*** Opening Data for processing ***

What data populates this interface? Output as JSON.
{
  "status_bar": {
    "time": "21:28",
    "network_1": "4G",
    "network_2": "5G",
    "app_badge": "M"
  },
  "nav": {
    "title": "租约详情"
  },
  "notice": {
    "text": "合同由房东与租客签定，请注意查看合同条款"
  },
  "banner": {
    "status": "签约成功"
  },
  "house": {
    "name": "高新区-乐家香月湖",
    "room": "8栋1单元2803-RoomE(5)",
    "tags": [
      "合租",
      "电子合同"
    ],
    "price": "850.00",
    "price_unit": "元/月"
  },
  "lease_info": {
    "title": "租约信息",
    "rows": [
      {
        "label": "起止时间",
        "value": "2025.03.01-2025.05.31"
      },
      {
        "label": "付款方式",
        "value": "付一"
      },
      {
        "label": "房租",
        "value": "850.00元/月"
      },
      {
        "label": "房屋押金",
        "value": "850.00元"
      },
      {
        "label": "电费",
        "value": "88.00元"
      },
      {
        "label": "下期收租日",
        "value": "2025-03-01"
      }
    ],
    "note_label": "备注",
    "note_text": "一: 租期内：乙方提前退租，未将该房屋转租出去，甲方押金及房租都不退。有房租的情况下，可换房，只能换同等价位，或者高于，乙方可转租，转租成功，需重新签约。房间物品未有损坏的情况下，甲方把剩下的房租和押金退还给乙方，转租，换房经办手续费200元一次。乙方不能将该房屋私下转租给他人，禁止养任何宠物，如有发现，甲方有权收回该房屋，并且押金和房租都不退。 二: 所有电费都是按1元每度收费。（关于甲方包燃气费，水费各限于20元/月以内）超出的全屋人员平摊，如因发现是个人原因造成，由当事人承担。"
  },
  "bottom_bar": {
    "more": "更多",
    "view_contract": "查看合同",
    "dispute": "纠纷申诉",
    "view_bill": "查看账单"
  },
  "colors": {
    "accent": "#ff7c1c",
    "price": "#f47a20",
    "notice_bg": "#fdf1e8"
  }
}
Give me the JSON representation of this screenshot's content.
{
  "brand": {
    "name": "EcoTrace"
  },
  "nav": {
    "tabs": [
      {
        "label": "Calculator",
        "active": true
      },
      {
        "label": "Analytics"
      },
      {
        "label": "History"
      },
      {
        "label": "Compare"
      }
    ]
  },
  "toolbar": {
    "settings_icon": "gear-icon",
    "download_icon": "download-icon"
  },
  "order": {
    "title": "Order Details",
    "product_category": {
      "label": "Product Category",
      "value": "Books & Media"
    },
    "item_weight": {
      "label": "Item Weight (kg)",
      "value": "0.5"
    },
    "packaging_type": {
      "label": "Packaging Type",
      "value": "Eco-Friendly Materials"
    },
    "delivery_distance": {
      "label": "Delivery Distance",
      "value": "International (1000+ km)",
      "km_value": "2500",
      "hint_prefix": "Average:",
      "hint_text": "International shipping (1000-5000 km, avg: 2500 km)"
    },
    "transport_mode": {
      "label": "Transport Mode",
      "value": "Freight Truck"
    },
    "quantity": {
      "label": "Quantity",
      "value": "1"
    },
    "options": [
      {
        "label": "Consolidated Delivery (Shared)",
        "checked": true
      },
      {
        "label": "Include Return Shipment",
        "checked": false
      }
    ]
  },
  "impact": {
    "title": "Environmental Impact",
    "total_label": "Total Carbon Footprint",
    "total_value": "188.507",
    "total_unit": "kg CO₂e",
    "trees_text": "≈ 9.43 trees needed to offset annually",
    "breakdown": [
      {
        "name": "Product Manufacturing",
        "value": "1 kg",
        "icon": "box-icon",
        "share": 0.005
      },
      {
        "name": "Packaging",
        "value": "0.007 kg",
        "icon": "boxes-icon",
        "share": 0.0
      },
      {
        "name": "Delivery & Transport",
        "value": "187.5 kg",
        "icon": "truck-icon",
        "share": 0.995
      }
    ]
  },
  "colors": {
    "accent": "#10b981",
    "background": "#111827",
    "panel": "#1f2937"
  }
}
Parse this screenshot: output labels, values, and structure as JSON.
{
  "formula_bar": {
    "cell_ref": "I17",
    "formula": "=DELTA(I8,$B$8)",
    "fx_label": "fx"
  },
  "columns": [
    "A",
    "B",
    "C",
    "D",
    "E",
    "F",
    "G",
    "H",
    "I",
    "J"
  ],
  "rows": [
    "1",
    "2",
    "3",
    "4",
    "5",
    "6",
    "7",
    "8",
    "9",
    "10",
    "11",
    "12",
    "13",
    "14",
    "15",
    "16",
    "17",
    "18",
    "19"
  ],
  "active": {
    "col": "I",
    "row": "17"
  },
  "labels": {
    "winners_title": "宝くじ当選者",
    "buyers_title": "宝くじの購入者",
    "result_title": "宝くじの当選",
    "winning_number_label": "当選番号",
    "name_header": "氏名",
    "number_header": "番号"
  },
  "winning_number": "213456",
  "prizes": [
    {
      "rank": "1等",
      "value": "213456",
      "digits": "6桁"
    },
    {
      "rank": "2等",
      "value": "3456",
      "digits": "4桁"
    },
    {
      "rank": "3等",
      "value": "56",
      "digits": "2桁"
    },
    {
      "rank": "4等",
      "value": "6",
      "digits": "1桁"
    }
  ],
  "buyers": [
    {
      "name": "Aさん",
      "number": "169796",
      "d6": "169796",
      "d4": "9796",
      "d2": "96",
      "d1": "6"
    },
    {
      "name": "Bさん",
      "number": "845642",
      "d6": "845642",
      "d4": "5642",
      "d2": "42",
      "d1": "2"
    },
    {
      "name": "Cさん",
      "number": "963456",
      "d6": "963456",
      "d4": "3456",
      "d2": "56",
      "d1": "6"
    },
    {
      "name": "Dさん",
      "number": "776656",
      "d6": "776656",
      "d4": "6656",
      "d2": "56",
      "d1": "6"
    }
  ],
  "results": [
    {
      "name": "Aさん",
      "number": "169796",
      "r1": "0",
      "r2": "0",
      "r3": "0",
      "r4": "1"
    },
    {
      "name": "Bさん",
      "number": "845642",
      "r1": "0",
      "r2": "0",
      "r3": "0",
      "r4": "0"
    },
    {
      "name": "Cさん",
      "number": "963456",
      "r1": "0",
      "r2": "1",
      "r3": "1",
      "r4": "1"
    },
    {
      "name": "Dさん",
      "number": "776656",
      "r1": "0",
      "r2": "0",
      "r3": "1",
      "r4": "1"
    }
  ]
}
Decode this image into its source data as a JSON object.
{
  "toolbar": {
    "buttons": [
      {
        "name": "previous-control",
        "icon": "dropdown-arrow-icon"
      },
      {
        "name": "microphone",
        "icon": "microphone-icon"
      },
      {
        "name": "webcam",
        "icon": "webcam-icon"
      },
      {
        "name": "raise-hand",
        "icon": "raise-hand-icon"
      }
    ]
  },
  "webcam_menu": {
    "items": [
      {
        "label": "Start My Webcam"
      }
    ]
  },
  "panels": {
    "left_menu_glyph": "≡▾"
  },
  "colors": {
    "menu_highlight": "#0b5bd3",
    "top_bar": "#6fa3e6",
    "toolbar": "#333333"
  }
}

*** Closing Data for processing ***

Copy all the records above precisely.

What data populates this interface? Output as JSON.
{
  "status_bar": {
    "time": "21:28",
    "network_1": "4G",
    "network_2": "5G",
    "app_badge": "M"
  },
  "nav": {
    "title": "租约详情"
  },
  "notice": {
    "text": "合同由房东与租客签定，请注意查看合同条款"
  },
  "banner": {
    "status": "签约成功"
  },
  "house": {
    "name": "高新区-乐家香月湖",
    "room": "8栋1单元2803-RoomE(5)",
    "tags": [
      "合租",
      "电子合同"
    ],
    "price": "850.00",
    "price_unit": "元/月"
  },
  "lease_info": {
    "title": "租约信息",
    "rows": [
      {
        "label": "起止时间",
        "value": "2025.03.01-2025.05.31"
      },
      {
        "label": "付款方式",
        "value": "付一"
      },
      {
        "label": "房租",
        "value": "850.00元/月"
      },
      {
        "label": "房屋押金",
        "value": "850.00元"
      },
      {
        "label": "电费",
        "value": "88.00元"
      },
      {
        "label": "下期收租日",
        "value": "2025-03-01"
      }
    ],
    "note_label": "备注",
    "note_text": "一: 租期内：乙方提前退租，未将该房屋转租出去，甲方押金及房租都不退。有房租的情况下，可换房，只能换同等价位，或者高于，乙方可转租，转租成功，需重新签约。房间物品未有损坏的情况下，甲方把剩下的房租和押金退还给乙方，转租，换房经办手续费200元一次。乙方不能将该房屋私下转租给他人，禁止养任何宠物，如有发现，甲方有权收回该房屋，并且押金和房租都不退。 二: 所有电费都是按1元每度收费。（关于甲方包燃气费，水费各限于20元/月以内）超出的全屋人员平摊，如因发现是个人原因造成，由当事人承担。"
  },
  "bottom_bar": {
    "more": "更多",
    "view_contract": "查看合同",
    "dispute": "纠纷申诉",
    "view_bill": "查看账单"
  },
  "colors": {
    "accent": "#ff7c1c",
    "price": "#f47a20",
    "notice_bg": "#fdf1e8"
  }
}
Give me the JSON representation of this screenshot's content.
{
  "brand": {
    "name": "EcoTrace"
  },
  "nav": {
    "tabs": [
      {
        "label": "Calculator",
        "active": true
      },
      {
        "label": "Analytics"
      },
      {
        "label": "History"
      },
      {
        "label": "Compare"
      }
    ]
  },
  "toolbar": {
    "settings_icon": "gear-icon",
    "download_icon": "download-icon"
  },
  "order": {
    "title": "Order Details",
    "product_category": {
      "label": "Product Category",
      "value": "Books & Media"
    },
    "item_weight": {
      "label": "Item Weight (kg)",
      "value": "0.5"
    },
    "packaging_type": {
      "label": "Packaging Type",
      "value": "Eco-Friendly Materials"
    },
    "delivery_distance": {
      "label": "Delivery Distance",
      "value": "International (1000+ km)",
      "km_value": "2500",
      "hint_prefix": "Average:",
      "hint_text": "International shipping (1000-5000 km, avg: 2500 km)"
    },
    "transport_mode": {
      "label": "Transport Mode",
      "value": "Freight Truck"
    },
    "quantity": {
      "label": "Quantity",
      "value": "1"
    },
    "options": [
      {
        "label": "Consolidated Delivery (Shared)",
        "checked": true
      },
      {
        "label": "Include Return Shipment",
        "checked": false
      }
    ]
  },
  "impact": {
    "title": "Environmental Impact",
    "total_label": "Total Carbon Footprint",
    "total_value": "188.507",
    "total_unit": "kg CO₂e",
    "trees_text": "≈ 9.43 trees needed to offset annually",
    "breakdown": [
      {
        "name": "Product Manufacturing",
        "value": "1 kg",
        "icon": "box-icon",
        "share": 0.005
      },
      {
        "name": "Packaging",
        "value": "0.007 kg",
        "icon": "boxes-icon",
        "share": 0.0
      },
      {
        "name": "Delivery & Transport",
        "value": "187.5 kg",
        "icon": "truck-icon",
        "share": 0.995
      }
    ]
  },
  "colors": {
    "accent": "#10b981",
    "background": "#111827",
    "panel": "#1f2937"
  }
}
Parse this screenshot: output labels, values, and structure as JSON.
{
  "formula_bar": {
    "cell_ref": "I17",
    "formula": "=DELTA(I8,$B$8)",
    "fx_label": "fx"
  },
  "columns": [
    "A",
    "B",
    "C",
    "D",
    "E",
    "F",
    "G",
    "H",
    "I",
    "J"
  ],
  "rows": [
    "1",
    "2",
    "3",
    "4",
    "5",
    "6",
    "7",
    "8",
    "9",
    "10",
    "11",
    "12",
    "13",
    "14",
    "15",
    "16",
    "17",
    "18",
    "19"
  ],
  "active": {
    "col": "I",
    "row": "17"
  },
  "labels": {
    "winners_title": "宝くじ当選者",
    "buyers_title": "宝くじの購入者",
    "result_title": "宝くじの当選",
    "winning_number_label": "当選番号",
    "name_header": "氏名",
    "number_header": "番号"
  },
  "winning_number": "213456",
  "prizes": [
    {
      "rank": "1等",
      "value": "213456",
      "digits": "6桁"
    },
    {
      "rank": "2等",
      "value": "3456",
      "digits": "4桁"
    },
    {
      "rank": "3等",
      "value": "56",
      "digits": "2桁"
    },
    {
      "rank": "4等",
      "value": "6",
      "digits": "1桁"
    }
  ],
  "buyers": [
    {
      "name": "Aさん",
      "number": "169796",
      "d6": "169796",
      "d4": "9796",
      "d2": "96",
      "d1": "6"
    },
    {
      "name": "Bさん",
      "number": "845642",
      "d6": "845642",
      "d4": "5642",
      "d2": "42",
      "d1": "2"
    },
    {
      "name": "Cさん",
      "number": "963456",
      "d6": "963456",
      "d4": "3456",
      "d2": "56",
      "d1": "6"
    },
    {
      "name": "Dさん",
      "number": "776656",
      "d6": "776656",
      "d4": "6656",
      "d2": "56",
      "d1": "6"
    }
  ],
  "results": [
    {
      "name": "Aさん",
      "number": "169796",
      "r1": "0",
      "r2": "0",
      "r3": "0",
      "r4": "1"
    },
    {
      "name": "Bさん",
      "number": "845642",
      "r1": "0",
      "r2": "0",
      "r3": "0",
      "r4": "0"
    },
    {
      "name": "Cさん",
      "number": "963456",
      "r1": "0",
      "r2": "1",
      "r3": "1",
      "r4": "1"
    },
    {
      "name": "Dさん",
      "number": "776656",
      "r1": "0",
      "r2": "0",
      "r3": "1",
      "r4": "1"
    }
  ]
}
Decode this image into its source data as a JSON object.
{
  "toolbar": {
    "buttons": [
      {
        "name": "previous-control",
        "icon": "dropdown-arrow-icon"
      },
      {
        "name": "microphone",
        "icon": "microphone-icon"
      },
      {
        "name": "webcam",
        "icon": "webcam-icon"
      },
      {
        "name": "raise-hand",
        "icon": "raise-hand-icon"
      }
    ]
  },
  "webcam_menu": {
    "items": [
      {
        "label": "Start My Webcam"
      }
    ]
  },
  "panels": {
    "left_menu_glyph": "≡▾"
  },
  "colors": {
    "menu_highlight": "#0b5bd3",
    "top_bar": "#6fa3e6",
    "toolbar": "#333333"
  }
}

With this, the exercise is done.